## EXCERPTED RECORDS
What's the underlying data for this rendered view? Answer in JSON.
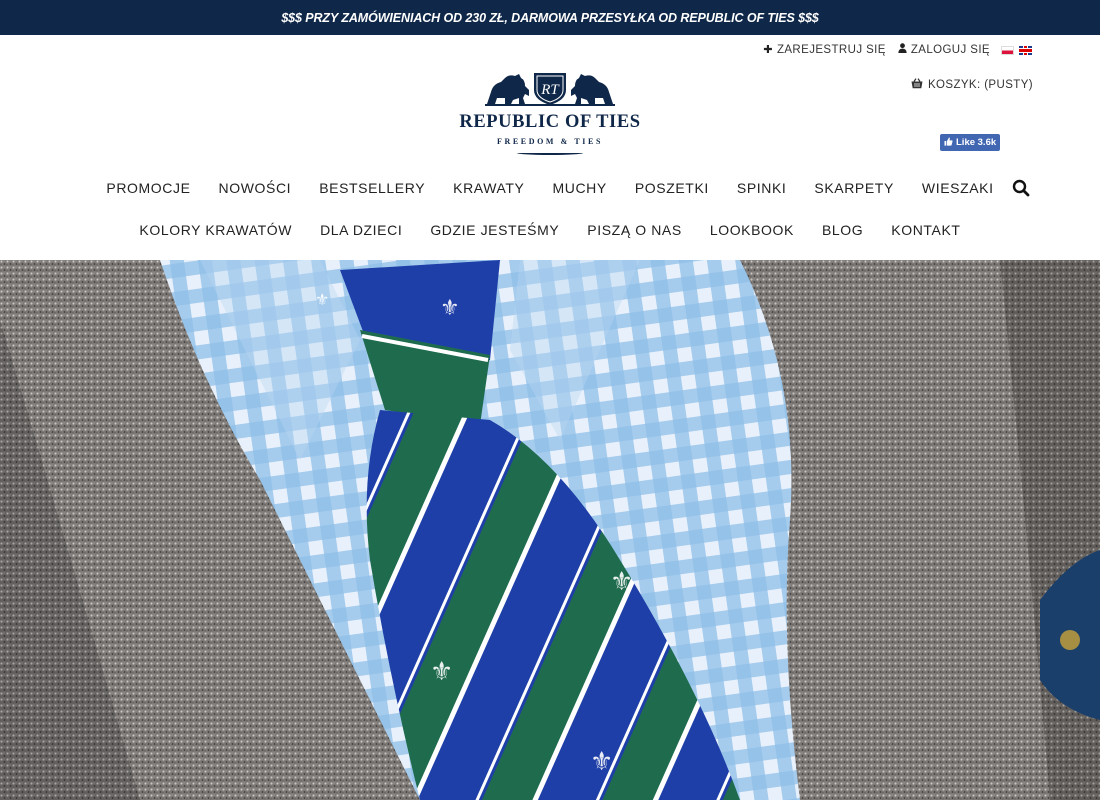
{
  "promo": {
    "text": "$$$ PRZY ZAMÓWIENIACH OD 230 ZŁ, DARMOWA PRZESYŁKA OD REPUBLIC OF TIES $$$"
  },
  "account": {
    "register_label": "ZAREJESTRUJ SIĘ",
    "register_icon": "plus-icon",
    "login_label": "ZALOGUJ SIĘ",
    "login_icon": "user-icon",
    "languages": [
      "pl",
      "en"
    ]
  },
  "cart": {
    "label": "KOSZYK: (PUSTY)",
    "icon": "basket-icon"
  },
  "facebook": {
    "label": "Like 3.6k"
  },
  "logo": {
    "monogram": "RT",
    "name": "REPUBLIC OF TIES",
    "tagline": "FREEDOM & TIES"
  },
  "nav": {
    "row1": [
      "PROMOCJE",
      "NOWOŚCI",
      "BESTSELLERY",
      "KRAWATY",
      "MUCHY",
      "POSZETKI",
      "SPINKI",
      "SKARPETY",
      "WIESZAKI"
    ],
    "row2": [
      "KOLORY KRAWATÓW",
      "DLA DZIECI",
      "GDZIE JESTEŚMY",
      "PISZĄ O NAS",
      "LOOKBOOK",
      "BLOG",
      "KONTAKT"
    ]
  },
  "colors": {
    "brand_navy": "#0f2748",
    "promo_text": "#ffffff",
    "facebook_blue": "#4267b2"
  }
}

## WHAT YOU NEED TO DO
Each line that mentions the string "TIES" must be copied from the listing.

## ANSWER SPACE
    "text": "$$$ PRZY ZAMÓWIENIACH OD 230 ZŁ, DARMOWA PRZESYŁKA OD REPUBLIC OF TIES $$$"
    "name": "REPUBLIC OF TIES",
    "tagline": "FREEDOM & TIES"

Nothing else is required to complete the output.